▶ [Problem requirements]: Each line of the data must be written out again verbatim; no image belongs in the copy.

*** Opening Material for the task ***

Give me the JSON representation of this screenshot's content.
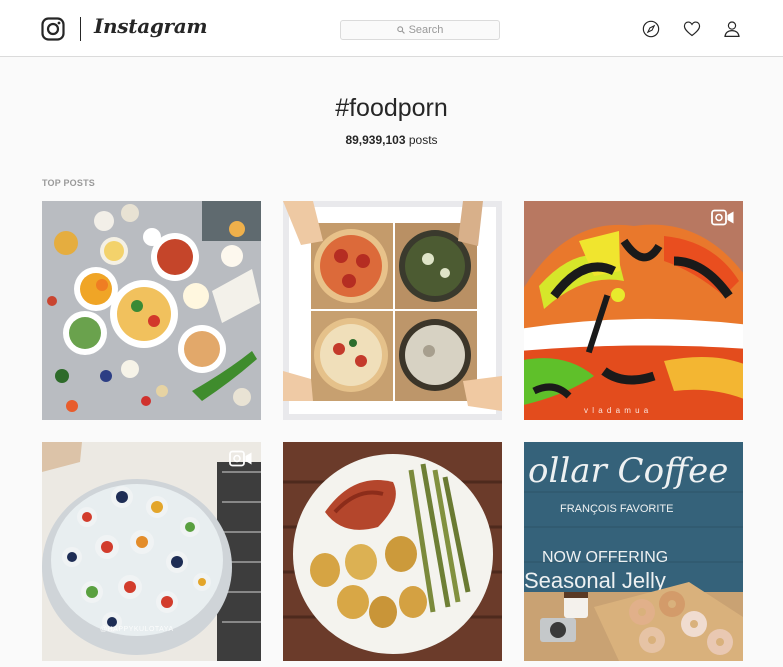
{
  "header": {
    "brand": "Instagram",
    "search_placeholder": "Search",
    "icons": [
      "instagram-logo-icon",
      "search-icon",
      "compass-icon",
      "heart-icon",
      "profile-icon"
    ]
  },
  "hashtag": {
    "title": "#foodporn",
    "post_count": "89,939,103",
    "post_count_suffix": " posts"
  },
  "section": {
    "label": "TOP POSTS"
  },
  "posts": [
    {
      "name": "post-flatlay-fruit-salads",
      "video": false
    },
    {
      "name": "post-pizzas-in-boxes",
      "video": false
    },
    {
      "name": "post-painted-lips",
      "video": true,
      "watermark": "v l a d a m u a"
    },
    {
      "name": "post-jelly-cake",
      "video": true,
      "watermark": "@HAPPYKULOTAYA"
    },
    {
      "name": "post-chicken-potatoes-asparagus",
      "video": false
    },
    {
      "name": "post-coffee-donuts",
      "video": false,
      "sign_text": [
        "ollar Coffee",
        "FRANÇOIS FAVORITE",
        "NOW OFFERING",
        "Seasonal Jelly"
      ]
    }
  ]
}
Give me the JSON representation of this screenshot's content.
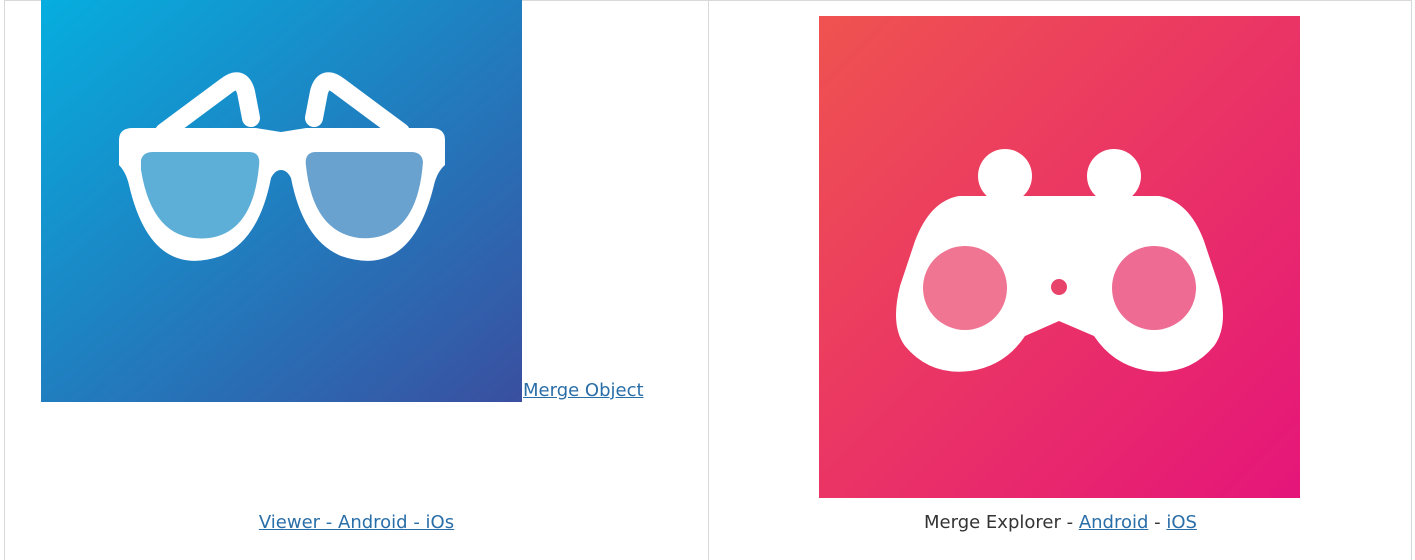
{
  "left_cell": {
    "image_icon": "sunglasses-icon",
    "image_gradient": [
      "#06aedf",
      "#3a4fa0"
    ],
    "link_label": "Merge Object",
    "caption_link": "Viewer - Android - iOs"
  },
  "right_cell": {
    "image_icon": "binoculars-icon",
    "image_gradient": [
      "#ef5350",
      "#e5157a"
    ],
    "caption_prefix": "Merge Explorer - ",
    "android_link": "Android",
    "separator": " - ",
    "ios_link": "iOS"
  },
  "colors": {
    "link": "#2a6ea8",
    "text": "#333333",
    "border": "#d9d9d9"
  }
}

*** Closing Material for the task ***

▶ [Exercise result]:
Give me the JSON representation of this screenshot's content.
{
  "header": {
    "brand": "Instagram",
    "search_placeholder": "Search",
    "icons": [
      "instagram-logo-icon",
      "search-icon",
      "compass-icon",
      "heart-icon",
      "profile-icon"
    ]
  },
  "hashtag": {
    "title": "#foodporn",
    "post_count": "89,939,103",
    "post_count_suffix": " posts"
  },
  "section": {
    "label": "TOP POSTS"
  },
  "posts": [
    {
      "name": "post-flatlay-fruit-salads",
      "video": false
    },
    {
      "name": "post-pizzas-in-boxes",
      "video": false
    },
    {
      "name": "post-painted-lips",
      "video": true,
      "watermark": "v l a d a m u a"
    },
    {
      "name": "post-jelly-cake",
      "video": true,
      "watermark": "@HAPPYKULOTAYA"
    },
    {
      "name": "post-chicken-potatoes-asparagus",
      "video": false
    },
    {
      "name": "post-coffee-donuts",
      "video": false,
      "sign_text": [
        "ollar Coffee",
        "FRANÇOIS FAVORITE",
        "NOW OFFERING",
        "Seasonal Jelly"
      ]
    }
  ]
}
Give me the JSON representation of this screenshot's content.
{
  "left_cell": {
    "image_icon": "sunglasses-icon",
    "image_gradient": [
      "#06aedf",
      "#3a4fa0"
    ],
    "link_label": "Merge Object",
    "caption_link": "Viewer - Android - iOs"
  },
  "right_cell": {
    "image_icon": "binoculars-icon",
    "image_gradient": [
      "#ef5350",
      "#e5157a"
    ],
    "caption_prefix": "Merge Explorer - ",
    "android_link": "Android",
    "separator": " - ",
    "ios_link": "iOS"
  },
  "colors": {
    "link": "#2a6ea8",
    "text": "#333333",
    "border": "#d9d9d9"
  }
}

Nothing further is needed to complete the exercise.